### TASK ITEM
The word "value" may appear in lines of the data below. Say how many lines hold it, giving only the number.

### SUPPLIED RECORDS
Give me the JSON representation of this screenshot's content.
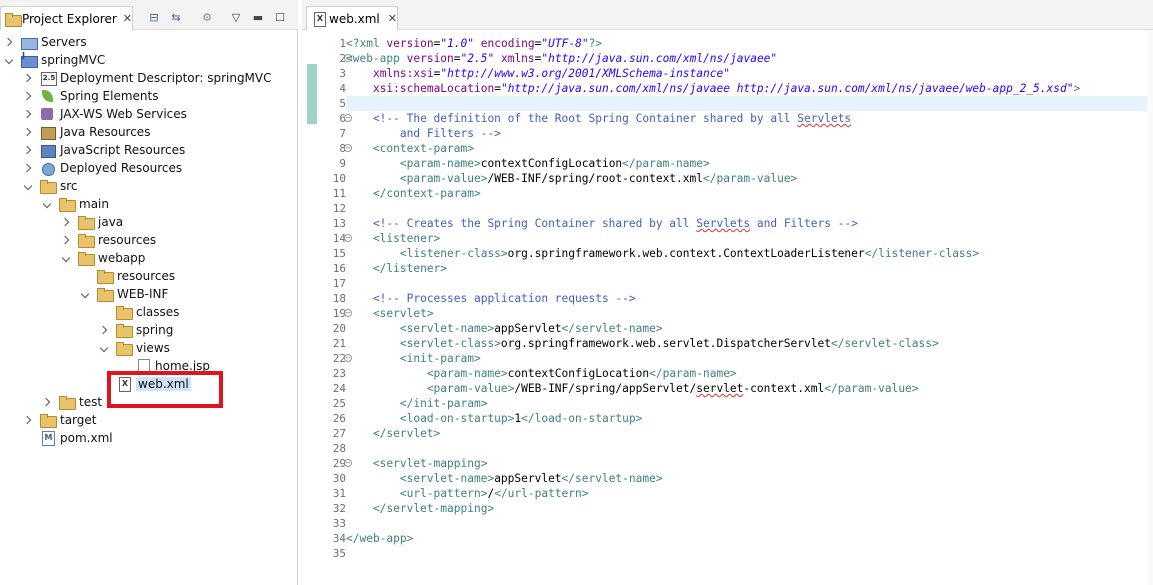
{
  "explorer": {
    "title": "Project Explorer",
    "close_glyph": "✕",
    "tree": [
      {
        "label": "Servers",
        "depth": 0,
        "twisty": "closed",
        "icon": "servers-icon"
      },
      {
        "label": "springMVC",
        "depth": 0,
        "twisty": "open",
        "icon": "project-icon"
      },
      {
        "label": "Deployment Descriptor: springMVC",
        "depth": 1,
        "twisty": "closed",
        "icon": "deployment-descriptor-icon"
      },
      {
        "label": "Spring Elements",
        "depth": 1,
        "twisty": "closed",
        "icon": "spring-icon"
      },
      {
        "label": "JAX-WS Web Services",
        "depth": 1,
        "twisty": "closed",
        "icon": "webservices-icon"
      },
      {
        "label": "Java Resources",
        "depth": 1,
        "twisty": "closed",
        "icon": "java-resources-icon"
      },
      {
        "label": "JavaScript Resources",
        "depth": 1,
        "twisty": "closed",
        "icon": "javascript-resources-icon"
      },
      {
        "label": "Deployed Resources",
        "depth": 1,
        "twisty": "closed",
        "icon": "deployed-resources-icon"
      },
      {
        "label": "src",
        "depth": 1,
        "twisty": "open",
        "icon": "folder-icon"
      },
      {
        "label": "main",
        "depth": 2,
        "twisty": "open",
        "icon": "folder-icon"
      },
      {
        "label": "java",
        "depth": 3,
        "twisty": "closed",
        "icon": "folder-icon"
      },
      {
        "label": "resources",
        "depth": 3,
        "twisty": "closed",
        "icon": "folder-icon"
      },
      {
        "label": "webapp",
        "depth": 3,
        "twisty": "open",
        "icon": "folder-icon"
      },
      {
        "label": "resources",
        "depth": 4,
        "twisty": "none",
        "icon": "folder-icon"
      },
      {
        "label": "WEB-INF",
        "depth": 4,
        "twisty": "open",
        "icon": "folder-icon"
      },
      {
        "label": "classes",
        "depth": 5,
        "twisty": "none",
        "icon": "folder-icon"
      },
      {
        "label": "spring",
        "depth": 5,
        "twisty": "closed",
        "icon": "folder-icon"
      },
      {
        "label": "views",
        "depth": 5,
        "twisty": "open",
        "icon": "folder-icon"
      },
      {
        "label": "home.jsp",
        "depth": 6,
        "twisty": "none",
        "icon": "file-icon"
      },
      {
        "label": "web.xml",
        "depth": 5,
        "twisty": "none",
        "icon": "xml-file-icon",
        "selected": true
      },
      {
        "label": "test",
        "depth": 2,
        "twisty": "closed",
        "icon": "folder-icon"
      },
      {
        "label": "target",
        "depth": 1,
        "twisty": "closed",
        "icon": "folder-icon"
      },
      {
        "label": "pom.xml",
        "depth": 1,
        "twisty": "none",
        "icon": "pom-file-icon"
      }
    ]
  },
  "editor": {
    "tab_label": "web.xml",
    "close_glyph": "✕",
    "current_line": 5,
    "fold_lines": [
      2,
      6,
      8,
      14,
      19,
      22,
      29
    ],
    "lines": [
      [
        [
          "pi",
          "<?xml "
        ],
        [
          "attr",
          "version"
        ],
        [
          "txt",
          "="
        ],
        [
          "str",
          "\"1.0\""
        ],
        [
          "txt",
          " "
        ],
        [
          "attr",
          "encoding"
        ],
        [
          "txt",
          "="
        ],
        [
          "str",
          "\"UTF-8\""
        ],
        [
          "pi",
          "?>"
        ]
      ],
      [
        [
          "tag",
          "<web-app "
        ],
        [
          "attr",
          "version"
        ],
        [
          "txt",
          "="
        ],
        [
          "str",
          "\"2.5\""
        ],
        [
          "txt",
          " "
        ],
        [
          "attr",
          "xmlns"
        ],
        [
          "txt",
          "="
        ],
        [
          "str",
          "\"http://java.sun.com/xml/ns/javaee\""
        ]
      ],
      [
        [
          "txt",
          "    "
        ],
        [
          "attr",
          "xmlns:xsi"
        ],
        [
          "txt",
          "="
        ],
        [
          "str",
          "\"http://www.w3.org/2001/XMLSchema-instance\""
        ]
      ],
      [
        [
          "txt",
          "    "
        ],
        [
          "attr",
          "xsi:schemaLocation"
        ],
        [
          "txt",
          "="
        ],
        [
          "str",
          "\"http://java.sun.com/xml/ns/javaee http://java.sun.com/xml/ns/javaee/web-app_2_5.xsd\""
        ],
        [
          "tag",
          ">"
        ]
      ],
      [],
      [
        [
          "comment",
          "    <!-- The definition of the Root Spring Container shared by all "
        ],
        [
          "comment squiggle",
          "Servlets"
        ]
      ],
      [
        [
          "comment",
          "        and Filters -->"
        ]
      ],
      [
        [
          "tag",
          "    <context-param>"
        ]
      ],
      [
        [
          "tag",
          "        <param-name>"
        ],
        [
          "txt",
          "contextConfigLocation"
        ],
        [
          "tag",
          "</param-name>"
        ]
      ],
      [
        [
          "tag",
          "        <param-value>"
        ],
        [
          "txt",
          "/WEB-INF/spring/root-context.xml"
        ],
        [
          "tag",
          "</param-value>"
        ]
      ],
      [
        [
          "tag",
          "    </context-param>"
        ]
      ],
      [],
      [
        [
          "comment",
          "    <!-- Creates the Spring Container shared by all "
        ],
        [
          "comment squiggle",
          "Servlets"
        ],
        [
          "comment",
          " and Filters -->"
        ]
      ],
      [
        [
          "tag",
          "    <listener>"
        ]
      ],
      [
        [
          "tag",
          "        <listener-class>"
        ],
        [
          "txt",
          "org.springframework.web.context.ContextLoaderListener"
        ],
        [
          "tag",
          "</listener-class>"
        ]
      ],
      [
        [
          "tag",
          "    </listener>"
        ]
      ],
      [],
      [
        [
          "comment",
          "    <!-- Processes application requests -->"
        ]
      ],
      [
        [
          "tag",
          "    <servlet>"
        ]
      ],
      [
        [
          "tag",
          "        <servlet-name>"
        ],
        [
          "txt",
          "appServlet"
        ],
        [
          "tag",
          "</servlet-name>"
        ]
      ],
      [
        [
          "tag",
          "        <servlet-class>"
        ],
        [
          "txt",
          "org.springframework.web.servlet.DispatcherServlet"
        ],
        [
          "tag",
          "</servlet-class>"
        ]
      ],
      [
        [
          "tag",
          "        <init-param>"
        ]
      ],
      [
        [
          "tag",
          "            <param-name>"
        ],
        [
          "txt",
          "contextConfigLocation"
        ],
        [
          "tag",
          "</param-name>"
        ]
      ],
      [
        [
          "tag",
          "            <param-value>"
        ],
        [
          "txt",
          "/WEB-INF/spring/appServlet/"
        ],
        [
          "txt squiggle",
          "servlet"
        ],
        [
          "txt",
          "-context.xml"
        ],
        [
          "tag",
          "</param-value>"
        ]
      ],
      [
        [
          "tag",
          "        </init-param>"
        ]
      ],
      [
        [
          "tag",
          "        <load-on-startup>"
        ],
        [
          "txt",
          "1"
        ],
        [
          "tag",
          "</load-on-startup>"
        ]
      ],
      [
        [
          "tag",
          "    </servlet>"
        ]
      ],
      [],
      [
        [
          "tag",
          "    <servlet-mapping>"
        ]
      ],
      [
        [
          "tag",
          "        <servlet-name>"
        ],
        [
          "txt",
          "appServlet"
        ],
        [
          "tag",
          "</servlet-name>"
        ]
      ],
      [
        [
          "tag",
          "        <url-pattern>"
        ],
        [
          "txt",
          "/"
        ],
        [
          "tag",
          "</url-pattern>"
        ]
      ],
      [
        [
          "tag",
          "    </servlet-mapping>"
        ]
      ],
      [],
      [
        [
          "tag",
          "</web-app>"
        ]
      ],
      []
    ]
  },
  "colors": {
    "highlight_box": "#e0141b",
    "selection": "#cfe3fb",
    "current_line": "#e8f2fe",
    "tag": "#3f7f7f",
    "attribute": "#7f007f",
    "string": "#2a00ff",
    "comment": "#3f5fbf"
  }
}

### RESPONSE
4